Directions for this task: Your answer should be the records below, written out exactly.

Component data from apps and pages

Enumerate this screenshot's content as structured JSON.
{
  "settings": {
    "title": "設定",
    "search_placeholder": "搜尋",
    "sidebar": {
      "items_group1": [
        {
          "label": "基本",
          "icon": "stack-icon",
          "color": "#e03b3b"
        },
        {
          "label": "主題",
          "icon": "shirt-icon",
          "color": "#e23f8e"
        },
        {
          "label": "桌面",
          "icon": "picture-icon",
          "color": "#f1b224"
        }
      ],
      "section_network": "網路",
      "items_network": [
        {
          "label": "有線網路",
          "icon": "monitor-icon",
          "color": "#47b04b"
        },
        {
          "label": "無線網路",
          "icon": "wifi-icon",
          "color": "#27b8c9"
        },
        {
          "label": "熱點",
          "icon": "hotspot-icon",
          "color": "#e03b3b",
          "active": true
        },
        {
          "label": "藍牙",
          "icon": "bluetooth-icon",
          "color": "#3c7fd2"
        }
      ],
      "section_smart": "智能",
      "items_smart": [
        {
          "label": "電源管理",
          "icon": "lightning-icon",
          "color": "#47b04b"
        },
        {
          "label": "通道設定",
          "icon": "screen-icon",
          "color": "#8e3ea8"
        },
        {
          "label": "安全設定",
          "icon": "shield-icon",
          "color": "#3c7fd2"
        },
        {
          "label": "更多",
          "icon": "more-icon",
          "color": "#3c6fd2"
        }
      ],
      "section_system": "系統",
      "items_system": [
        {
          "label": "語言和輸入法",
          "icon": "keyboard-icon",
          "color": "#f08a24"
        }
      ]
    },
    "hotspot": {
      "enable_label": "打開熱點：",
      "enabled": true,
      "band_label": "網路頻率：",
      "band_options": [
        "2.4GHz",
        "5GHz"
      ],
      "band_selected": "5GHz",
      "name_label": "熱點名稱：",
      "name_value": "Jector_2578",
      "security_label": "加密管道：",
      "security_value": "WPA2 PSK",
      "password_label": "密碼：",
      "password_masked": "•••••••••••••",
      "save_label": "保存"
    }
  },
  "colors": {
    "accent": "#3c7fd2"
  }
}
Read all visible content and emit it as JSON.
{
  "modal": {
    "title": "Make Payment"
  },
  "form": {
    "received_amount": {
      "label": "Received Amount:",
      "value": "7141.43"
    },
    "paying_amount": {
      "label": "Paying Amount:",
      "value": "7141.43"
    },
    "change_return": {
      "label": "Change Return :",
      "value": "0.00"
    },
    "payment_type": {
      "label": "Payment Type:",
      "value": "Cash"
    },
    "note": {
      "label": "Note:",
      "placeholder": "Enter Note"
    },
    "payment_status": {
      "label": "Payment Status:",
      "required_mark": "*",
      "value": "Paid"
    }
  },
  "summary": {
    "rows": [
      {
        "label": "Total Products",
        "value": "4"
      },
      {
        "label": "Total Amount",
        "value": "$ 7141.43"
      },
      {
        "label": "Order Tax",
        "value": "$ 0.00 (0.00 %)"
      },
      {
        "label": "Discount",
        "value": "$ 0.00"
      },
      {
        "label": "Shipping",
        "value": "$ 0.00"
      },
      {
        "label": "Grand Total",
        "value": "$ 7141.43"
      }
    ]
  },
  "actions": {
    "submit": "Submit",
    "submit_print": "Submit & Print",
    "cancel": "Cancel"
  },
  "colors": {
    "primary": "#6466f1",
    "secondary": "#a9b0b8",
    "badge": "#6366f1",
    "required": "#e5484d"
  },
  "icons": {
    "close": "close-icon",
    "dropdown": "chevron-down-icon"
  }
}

Your response:
Enumerate this screenshot's content as structured JSON.
{
  "settings": {
    "title": "設定",
    "search_placeholder": "搜尋",
    "sidebar": {
      "items_group1": [
        {
          "label": "基本",
          "icon": "stack-icon",
          "color": "#e03b3b"
        },
        {
          "label": "主題",
          "icon": "shirt-icon",
          "color": "#e23f8e"
        },
        {
          "label": "桌面",
          "icon": "picture-icon",
          "color": "#f1b224"
        }
      ],
      "section_network": "網路",
      "items_network": [
        {
          "label": "有線網路",
          "icon": "monitor-icon",
          "color": "#47b04b"
        },
        {
          "label": "無線網路",
          "icon": "wifi-icon",
          "color": "#27b8c9"
        },
        {
          "label": "熱點",
          "icon": "hotspot-icon",
          "color": "#e03b3b",
          "active": true
        },
        {
          "label": "藍牙",
          "icon": "bluetooth-icon",
          "color": "#3c7fd2"
        }
      ],
      "section_smart": "智能",
      "items_smart": [
        {
          "label": "電源管理",
          "icon": "lightning-icon",
          "color": "#47b04b"
        },
        {
          "label": "通道設定",
          "icon": "screen-icon",
          "color": "#8e3ea8"
        },
        {
          "label": "安全設定",
          "icon": "shield-icon",
          "color": "#3c7fd2"
        },
        {
          "label": "更多",
          "icon": "more-icon",
          "color": "#3c6fd2"
        }
      ],
      "section_system": "系統",
      "items_system": [
        {
          "label": "語言和輸入法",
          "icon": "keyboard-icon",
          "color": "#f08a24"
        }
      ]
    },
    "hotspot": {
      "enable_label": "打開熱點：",
      "enabled": true,
      "band_label": "網路頻率：",
      "band_options": [
        "2.4GHz",
        "5GHz"
      ],
      "band_selected": "5GHz",
      "name_label": "熱點名稱：",
      "name_value": "Jector_2578",
      "security_label": "加密管道：",
      "security_value": "WPA2 PSK",
      "password_label": "密碼：",
      "password_masked": "•••••••••••••",
      "save_label": "保存"
    }
  },
  "colors": {
    "accent": "#3c7fd2"
  }
}
Read all visible content and emit it as JSON.
{
  "modal": {
    "title": "Make Payment"
  },
  "form": {
    "received_amount": {
      "label": "Received Amount:",
      "value": "7141.43"
    },
    "paying_amount": {
      "label": "Paying Amount:",
      "value": "7141.43"
    },
    "change_return": {
      "label": "Change Return :",
      "value": "0.00"
    },
    "payment_type": {
      "label": "Payment Type:",
      "value": "Cash"
    },
    "note": {
      "label": "Note:",
      "placeholder": "Enter Note"
    },
    "payment_status": {
      "label": "Payment Status:",
      "required_mark": "*",
      "value": "Paid"
    }
  },
  "summary": {
    "rows": [
      {
        "label": "Total Products",
        "value": "4"
      },
      {
        "label": "Total Amount",
        "value": "$ 7141.43"
      },
      {
        "label": "Order Tax",
        "value": "$ 0.00 (0.00 %)"
      },
      {
        "label": "Discount",
        "value": "$ 0.00"
      },
      {
        "label": "Shipping",
        "value": "$ 0.00"
      },
      {
        "label": "Grand Total",
        "value": "$ 7141.43"
      }
    ]
  },
  "actions": {
    "submit": "Submit",
    "submit_print": "Submit & Print",
    "cancel": "Cancel"
  },
  "colors": {
    "primary": "#6466f1",
    "secondary": "#a9b0b8",
    "badge": "#6366f1",
    "required": "#e5484d"
  },
  "icons": {
    "close": "close-icon",
    "dropdown": "chevron-down-icon"
  }
}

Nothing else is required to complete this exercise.